Instant payments will be a modality for business accounts, as U.S. Bank suggested in a blog post on instant payments for businesses. The bank, which is participating in both RTP and FedNow, indicates that it will treat the two systems much like a shipper having a choice of freight carriers.
“At U.S. Bank, clients won’t have to tell the bank they want to send a particular payment through the FedNow service or by the RTP network,” the blog post says. “All they will need to do is instruct the bank to make an instant payment.”
It goes on to say that U.S. Bank “will then use the two rails, in tandem, to offer a seamless instant payment solution with broader coverage than either could provide on its own.”

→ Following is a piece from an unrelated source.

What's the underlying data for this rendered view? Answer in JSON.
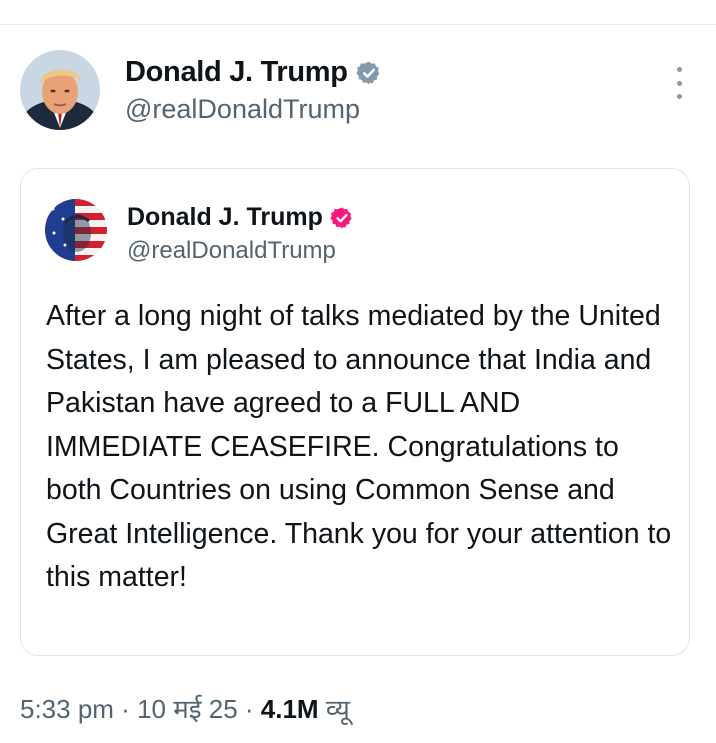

Competition or coopetition? That may wind up being in the eye of the banking provider.